7.   Courts in other jurisdictions have made similar observations in terms of the risks covered by commercial liability policies.   See, e.g., Knutson Const. v. St. Paul Fire & Marine Ins., 396 N.W.2d 229, 235-37 (Minn.1986) (distinguishing faulty workmanship that causes business expense of repairing work from faulty workmanship that results in tort liability);  Weedo v. Stone-E-Brick, 81 N.J. 233, 405 A.2d 788 (1979) (same).   See also the following much quoted passage from Roger C. Henderson, Insurance Protection for Products Liability and Completed Operations-What Every Lawyer Should Know, 50 Neb. L. Rev. 415, 441 (1971):“The insured, as a source of goods or services, may be liable as a matter of contract law to make good on products or work which is defective or otherwise unsuitable because it is lacking in some capacity.   This may even extend to an obligation to completely replace or rebuild the deficient product or work.   This liability, however, is not what the coverages in question are designed to protect against.   The coverage is for tort liability for physical damages to others and not for contractual liability of the insured for economic loss because the product or completed work is not that for which the damaged person bargained.”

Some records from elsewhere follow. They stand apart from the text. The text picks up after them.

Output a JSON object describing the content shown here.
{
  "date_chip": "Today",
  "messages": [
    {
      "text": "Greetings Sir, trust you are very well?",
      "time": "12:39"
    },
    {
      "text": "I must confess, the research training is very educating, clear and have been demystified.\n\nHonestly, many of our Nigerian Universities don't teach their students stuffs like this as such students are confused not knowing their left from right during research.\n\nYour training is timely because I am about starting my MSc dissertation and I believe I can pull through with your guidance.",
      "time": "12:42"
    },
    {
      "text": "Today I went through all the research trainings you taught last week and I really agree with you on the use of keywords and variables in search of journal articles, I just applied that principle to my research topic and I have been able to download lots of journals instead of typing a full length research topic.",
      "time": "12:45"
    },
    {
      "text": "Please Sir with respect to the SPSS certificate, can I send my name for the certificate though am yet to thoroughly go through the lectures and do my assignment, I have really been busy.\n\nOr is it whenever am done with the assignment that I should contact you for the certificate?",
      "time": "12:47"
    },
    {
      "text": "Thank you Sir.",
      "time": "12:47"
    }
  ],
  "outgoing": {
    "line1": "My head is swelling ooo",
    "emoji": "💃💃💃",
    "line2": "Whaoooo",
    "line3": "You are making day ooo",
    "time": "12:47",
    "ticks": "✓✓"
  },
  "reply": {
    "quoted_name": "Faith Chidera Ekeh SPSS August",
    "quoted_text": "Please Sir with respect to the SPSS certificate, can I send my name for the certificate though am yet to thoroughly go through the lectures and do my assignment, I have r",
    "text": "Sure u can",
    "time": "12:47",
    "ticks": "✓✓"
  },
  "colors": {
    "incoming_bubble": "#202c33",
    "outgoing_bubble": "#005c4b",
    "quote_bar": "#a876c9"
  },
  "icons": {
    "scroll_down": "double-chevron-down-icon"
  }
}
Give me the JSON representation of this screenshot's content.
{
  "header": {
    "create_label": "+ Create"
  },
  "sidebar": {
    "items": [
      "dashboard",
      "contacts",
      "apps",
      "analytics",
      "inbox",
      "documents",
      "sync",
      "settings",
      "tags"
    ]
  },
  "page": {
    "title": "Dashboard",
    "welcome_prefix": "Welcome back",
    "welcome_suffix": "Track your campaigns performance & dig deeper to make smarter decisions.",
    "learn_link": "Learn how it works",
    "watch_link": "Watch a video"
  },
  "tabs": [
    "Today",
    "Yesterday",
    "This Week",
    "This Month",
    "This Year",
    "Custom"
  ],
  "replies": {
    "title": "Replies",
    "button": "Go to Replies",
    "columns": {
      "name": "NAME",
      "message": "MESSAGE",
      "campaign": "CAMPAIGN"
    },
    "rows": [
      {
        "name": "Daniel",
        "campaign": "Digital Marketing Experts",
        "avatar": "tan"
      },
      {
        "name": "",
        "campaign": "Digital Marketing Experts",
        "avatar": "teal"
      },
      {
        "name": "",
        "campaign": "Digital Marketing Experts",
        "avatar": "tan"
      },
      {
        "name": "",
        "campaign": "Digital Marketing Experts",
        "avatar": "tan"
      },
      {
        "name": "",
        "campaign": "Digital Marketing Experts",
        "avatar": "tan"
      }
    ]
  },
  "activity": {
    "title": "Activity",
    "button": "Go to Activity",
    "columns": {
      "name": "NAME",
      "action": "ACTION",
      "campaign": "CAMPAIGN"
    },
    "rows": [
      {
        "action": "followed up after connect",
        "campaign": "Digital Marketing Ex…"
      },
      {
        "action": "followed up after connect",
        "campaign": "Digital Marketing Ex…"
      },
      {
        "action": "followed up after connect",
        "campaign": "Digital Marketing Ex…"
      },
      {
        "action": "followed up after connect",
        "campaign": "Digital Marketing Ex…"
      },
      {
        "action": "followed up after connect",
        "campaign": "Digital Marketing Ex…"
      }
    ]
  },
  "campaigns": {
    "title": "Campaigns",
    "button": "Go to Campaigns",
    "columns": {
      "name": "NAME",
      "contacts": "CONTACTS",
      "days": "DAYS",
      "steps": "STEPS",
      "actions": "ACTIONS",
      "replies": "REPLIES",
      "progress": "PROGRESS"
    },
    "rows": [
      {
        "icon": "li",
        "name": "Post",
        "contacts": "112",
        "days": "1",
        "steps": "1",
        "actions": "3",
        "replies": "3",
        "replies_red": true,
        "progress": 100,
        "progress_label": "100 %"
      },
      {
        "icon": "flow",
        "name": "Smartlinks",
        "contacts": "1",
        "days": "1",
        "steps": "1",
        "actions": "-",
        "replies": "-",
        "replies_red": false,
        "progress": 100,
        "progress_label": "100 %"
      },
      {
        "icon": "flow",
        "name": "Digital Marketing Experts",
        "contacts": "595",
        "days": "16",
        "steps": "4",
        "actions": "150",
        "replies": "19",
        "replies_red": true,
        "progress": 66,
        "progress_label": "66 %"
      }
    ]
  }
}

8.   We draw our conclusion from the affidavit filed by plaintiff's principal.   The affidavit recites that plaintiff's subcontractor painted cabinets and other woodwork in the home, and that the following events then occurred:“Thereafter, for a period of approximately 2-3 weeks the remaining construction was completed, and the home [was] turned over to the [owners], who moved in.   At that time any work that would have been remaining would have only been such tasks necessary to correct or repair any defect or deficiency in the construction.“After the [owners] took possession of the home it became apparent that the painting work performed by [subcontractor] was not properly curing, and would require additional expense to correct any deficiency.   I therefore incurred expense in the amount of $10,240.00 to correct the deficiencies in the work.”Attached to the affidavit was a bill that showed that those work “deficiencies” were corrected by stripping and refinishing the cabinets and woodwork.